Sunday, 18 February 2018

Star Trek: Boldly Go #11 - IDW Publishing

STAR TREK: BOLDLY GO No. 11, August 2017
Strongly influenced by the background to the January 1969 “Star Trek” television story "Whom Gods Destroy", this first instalment of a two-parter closely follows the decorated career of starship captain Garth of Izar from his utilisation of the Cochrane Deceleration Manoeuvre at the Battle of Axanar, through to his ‘terminal’ transporter accident on the planet Antos IV. Indeed, in many ways the opening quarter to Mike Johnson’s script for Issue Eleven of “Star Trek: Boldly Go”, with perhaps the notable exception of a scene involving cadet Kirk asking to accompany the highly regarded officer aboard the U.S.S. Heisenberg “for the semester”, actually plays out as something of a visualised prelude to the classic original series episode.
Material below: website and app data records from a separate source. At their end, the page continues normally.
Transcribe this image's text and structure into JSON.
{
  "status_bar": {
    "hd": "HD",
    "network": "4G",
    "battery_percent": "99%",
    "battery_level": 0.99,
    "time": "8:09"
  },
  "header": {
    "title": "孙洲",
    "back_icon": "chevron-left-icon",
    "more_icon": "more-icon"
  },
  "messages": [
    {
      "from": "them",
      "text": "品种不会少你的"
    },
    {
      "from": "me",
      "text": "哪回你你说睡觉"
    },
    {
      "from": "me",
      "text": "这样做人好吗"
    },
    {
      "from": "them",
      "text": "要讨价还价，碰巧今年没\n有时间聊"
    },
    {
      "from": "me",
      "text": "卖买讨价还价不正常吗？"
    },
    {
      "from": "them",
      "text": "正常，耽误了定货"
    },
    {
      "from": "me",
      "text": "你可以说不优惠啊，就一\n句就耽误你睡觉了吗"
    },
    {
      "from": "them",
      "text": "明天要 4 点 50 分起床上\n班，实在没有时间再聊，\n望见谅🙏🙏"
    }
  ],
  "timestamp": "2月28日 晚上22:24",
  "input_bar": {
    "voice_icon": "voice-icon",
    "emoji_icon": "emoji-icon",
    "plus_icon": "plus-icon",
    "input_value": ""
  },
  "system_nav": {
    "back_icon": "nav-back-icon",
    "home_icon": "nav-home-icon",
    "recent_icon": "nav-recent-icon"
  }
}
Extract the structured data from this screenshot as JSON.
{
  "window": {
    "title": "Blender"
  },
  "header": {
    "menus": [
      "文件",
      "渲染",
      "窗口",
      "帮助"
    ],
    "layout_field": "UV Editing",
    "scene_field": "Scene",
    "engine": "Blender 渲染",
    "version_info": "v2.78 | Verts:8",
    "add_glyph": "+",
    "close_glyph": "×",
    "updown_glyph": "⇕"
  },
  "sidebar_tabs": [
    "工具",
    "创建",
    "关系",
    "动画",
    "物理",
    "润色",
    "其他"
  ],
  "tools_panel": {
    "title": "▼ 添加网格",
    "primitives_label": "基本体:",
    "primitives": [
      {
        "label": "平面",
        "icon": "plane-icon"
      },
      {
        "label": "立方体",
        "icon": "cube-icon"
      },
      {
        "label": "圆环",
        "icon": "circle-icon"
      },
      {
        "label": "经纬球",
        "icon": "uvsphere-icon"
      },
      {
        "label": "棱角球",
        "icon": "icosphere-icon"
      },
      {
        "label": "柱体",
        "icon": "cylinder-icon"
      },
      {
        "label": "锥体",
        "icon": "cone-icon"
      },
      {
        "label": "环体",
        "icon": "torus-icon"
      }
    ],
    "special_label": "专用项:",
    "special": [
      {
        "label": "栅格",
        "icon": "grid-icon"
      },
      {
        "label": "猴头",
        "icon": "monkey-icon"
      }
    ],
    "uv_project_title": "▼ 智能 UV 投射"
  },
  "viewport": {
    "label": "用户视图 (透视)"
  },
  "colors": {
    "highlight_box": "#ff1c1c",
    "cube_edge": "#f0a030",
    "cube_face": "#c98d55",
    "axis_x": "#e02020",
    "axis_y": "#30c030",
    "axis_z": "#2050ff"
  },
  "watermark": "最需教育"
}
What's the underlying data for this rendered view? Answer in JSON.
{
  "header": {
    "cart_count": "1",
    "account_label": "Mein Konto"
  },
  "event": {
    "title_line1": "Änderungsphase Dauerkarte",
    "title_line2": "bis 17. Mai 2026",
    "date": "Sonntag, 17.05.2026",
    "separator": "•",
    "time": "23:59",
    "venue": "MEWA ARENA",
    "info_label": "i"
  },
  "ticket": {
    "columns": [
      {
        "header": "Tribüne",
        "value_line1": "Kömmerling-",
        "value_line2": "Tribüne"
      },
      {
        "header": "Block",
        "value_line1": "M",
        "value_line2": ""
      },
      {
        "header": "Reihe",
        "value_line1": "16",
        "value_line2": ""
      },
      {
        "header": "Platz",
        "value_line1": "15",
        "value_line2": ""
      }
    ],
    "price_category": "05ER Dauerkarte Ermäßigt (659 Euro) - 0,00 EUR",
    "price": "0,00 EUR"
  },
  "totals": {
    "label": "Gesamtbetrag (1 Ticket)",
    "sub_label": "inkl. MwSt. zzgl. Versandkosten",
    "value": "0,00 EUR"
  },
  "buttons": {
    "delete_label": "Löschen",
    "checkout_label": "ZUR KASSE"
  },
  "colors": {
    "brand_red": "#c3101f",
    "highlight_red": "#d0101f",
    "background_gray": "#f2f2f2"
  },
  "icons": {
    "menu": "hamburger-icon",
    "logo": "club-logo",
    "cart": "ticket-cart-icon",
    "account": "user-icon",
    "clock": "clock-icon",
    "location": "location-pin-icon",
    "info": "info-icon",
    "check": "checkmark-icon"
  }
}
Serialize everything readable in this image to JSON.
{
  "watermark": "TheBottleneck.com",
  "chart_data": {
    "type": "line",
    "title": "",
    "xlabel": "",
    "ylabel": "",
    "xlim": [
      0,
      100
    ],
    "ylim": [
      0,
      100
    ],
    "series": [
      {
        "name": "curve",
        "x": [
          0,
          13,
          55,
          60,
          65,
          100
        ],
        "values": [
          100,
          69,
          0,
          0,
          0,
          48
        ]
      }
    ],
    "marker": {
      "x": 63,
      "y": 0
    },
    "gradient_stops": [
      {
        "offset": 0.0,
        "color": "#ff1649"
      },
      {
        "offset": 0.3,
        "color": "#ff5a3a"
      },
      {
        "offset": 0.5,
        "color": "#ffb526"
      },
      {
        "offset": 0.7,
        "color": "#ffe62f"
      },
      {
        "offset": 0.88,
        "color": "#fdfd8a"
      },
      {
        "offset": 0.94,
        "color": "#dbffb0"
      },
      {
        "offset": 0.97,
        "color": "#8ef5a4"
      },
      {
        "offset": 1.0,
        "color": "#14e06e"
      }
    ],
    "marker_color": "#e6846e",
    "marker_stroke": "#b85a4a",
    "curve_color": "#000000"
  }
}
Unfortunately for this book’s 6,963 readers though, once the author’s storyline stops following the exploits of “the Hero of Axanar” and veers off into unprecedented territory, the comic’s previously compelling narrative quickly unwinds into a mess of lazy coincidences, lack-lustre writing, and an intimate knowledge of this “IDW Publishing” title’s predecessor “Star Trek: Ongoing”. It certainly appears a little odd that even if “you can find out anything you want to know for the right price”, the adolescent Thalia is not only able to deduce which Federation Starfleet vessel James Kirk is currently commanding, but also learn of its precise location; “I’ll worry about leaks of classified Starfleet data later.” 

Equally as disconcerting is Johnson’s use of the Antosian custom “to [only] meet with a single representative before inviting more strangers down to their planet.” This rigid protocol inadvertently contributes to Garth’s untimely demise “three years ago”, yet is conveniently overridden by the anxious Endeavour’s captain in order to allow him and Eurydice’s daughter to transport straight down to the planet. To make the plot’s inconsistencies worse, the duo are even met on the landing podium by second chair Xegh-Ky of the Antosian Mercantile Authority, whereas the former fleet captain was apparently alone when he died, despite him actually following the alien culture’s convention to the letter.  

Unhappily, Megan Leven’s pencilling probably doesn’t help this rather poorly-penned pedantic piece either, as the advertising story-boarder’s cartoon-like style sometimes struggles to promote any sense of seriousness to the proceedings, even when it’s depicting Garth being literally stripped asunder within a teleportation beam as his bio-signature is lost. The illustrator’s clean-lined technical style is however rather more suited to the portrayal of young cheeky-faced, bright-eyed children, which considering young Thalia’s pivotal role within this comic’s second act, is presumably why she’s the edition’s artist.
Writer: Mike Johnson, Art: Megan Levens, and Colors: Marissa Louise

No comments:

Post a Comment